Hako iri musume - Girl in a Glass Box

Dane:  Yuji, I hear you have another traditional holiday coming up soon.

Yuji:  Traditional holiday?  Oh, I guess you’re talking about Girl’s Day on March 3rd.

Dane:  Not Girl’s Day; the Doll Festival.

Yuji:  They’re the same thing.  Actually, it’s called Hina Matsuri.

Dane:  Is this another holiday you celebrate by doing nothing?

Yuji:  No, I have to work on March 3rd.

Dane:  You mean only girls celebrate Girls’ Day?

Yuji:  No.  I mean it’s not a national holiday, nobody gets a day off.

Dane:  Well there must be something to it.

Yuji:  Not in my family, there are no girls in our family.

Dane:  So, what do families with girls do?

Yuji:  My girlfriend says she eats chirashizushi, hand-made sushi rolls.

Dane:  That’s all?  That doesn’t sound very festive.

Yuji:  Well, my grandmother said their family had a huge display of dolls.

Dane:  What kind of dolls?

Yuji:  The empress Hina-sama, the Emperor, three female attendants, five court musicians, two state ministers, and three drunken samurai; plus a lot of accessories.

Dane:  Wow!  That’s quite a crowd.  How can you display that many dolls in your living room?

Yuji:  They put up a seven layer stand that takes up most of the room.  And then there are large dolls in separate glass boxes, too!

Dane:  Sounds pretty ostentatious.  Are these doll sets expensive?

Yuji:  Let me check on line.  OK, here’s a typical set at a discount site.  Let’s see…it goes for 120,000 yen

Dane:  You’re kidding!  That’s about $1,200.

Yuji:  That’s a cheapy.  Here’s just one Hina doll by a famous artisan for $2,500.

Dane:  Who would buy such a thing?

Yuji:  Usually people buy one for their grand-daughters.

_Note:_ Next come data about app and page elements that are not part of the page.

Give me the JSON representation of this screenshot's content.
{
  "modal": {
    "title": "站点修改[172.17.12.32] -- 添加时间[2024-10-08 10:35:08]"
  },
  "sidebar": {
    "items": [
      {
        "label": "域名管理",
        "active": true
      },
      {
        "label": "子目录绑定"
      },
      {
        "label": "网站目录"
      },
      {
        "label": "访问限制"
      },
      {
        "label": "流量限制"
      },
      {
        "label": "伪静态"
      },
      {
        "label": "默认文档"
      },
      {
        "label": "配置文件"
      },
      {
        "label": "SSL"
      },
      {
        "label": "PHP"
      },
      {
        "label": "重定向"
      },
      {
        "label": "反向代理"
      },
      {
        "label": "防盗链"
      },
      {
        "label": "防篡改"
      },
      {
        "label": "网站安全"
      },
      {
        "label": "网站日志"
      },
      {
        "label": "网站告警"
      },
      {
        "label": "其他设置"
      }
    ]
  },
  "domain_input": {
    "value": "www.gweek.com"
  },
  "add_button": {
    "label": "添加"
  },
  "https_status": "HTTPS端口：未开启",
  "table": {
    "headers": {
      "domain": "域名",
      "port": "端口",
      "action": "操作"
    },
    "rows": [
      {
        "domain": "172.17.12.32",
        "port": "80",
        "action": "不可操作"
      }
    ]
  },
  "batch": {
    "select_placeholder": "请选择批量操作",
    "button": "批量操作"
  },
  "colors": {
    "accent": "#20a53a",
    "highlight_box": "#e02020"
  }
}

Dane:  Why would anyone spend that much for something you can display for only one week – and gets packed in the attic after a few years?

Yuji:  I can see two good reasons.  One is just to show off.

Dane:  And the other reason?

Yuji:  Well, it started in the Heian Era about 1,000 years ago when rich people wanted to imitate the royal family. So it must be important for people who really admire the emperor.

Dane:  Is the royal family still so popular?

Yuji:  Well, I guess most Japanese respect them, but they aren’t trend setters anymore.

Dane:  But even if you love the royals and have the money, are Japanese houses big enough for such a huge display?

Yuji:  No.  My grandmother had the full set when she was a girl, but she got a miniature set for my mother.  And now my girlfriend says she had only two dolls, the Empress and Emperor.

Dane:  So the tradition’s dying out, I guess.

Yuji:  Yes, girls today are more interested in iPhone displays.



Dairi -


Minister of the Left


Court musician




Rousoku no niou

hina no amayo kana?

— 18th Century Haiku by Shirao Kaya

Wafting wax and soot

Is this evening shower

Marking Hina’s reign?

— Translation by Monde Dane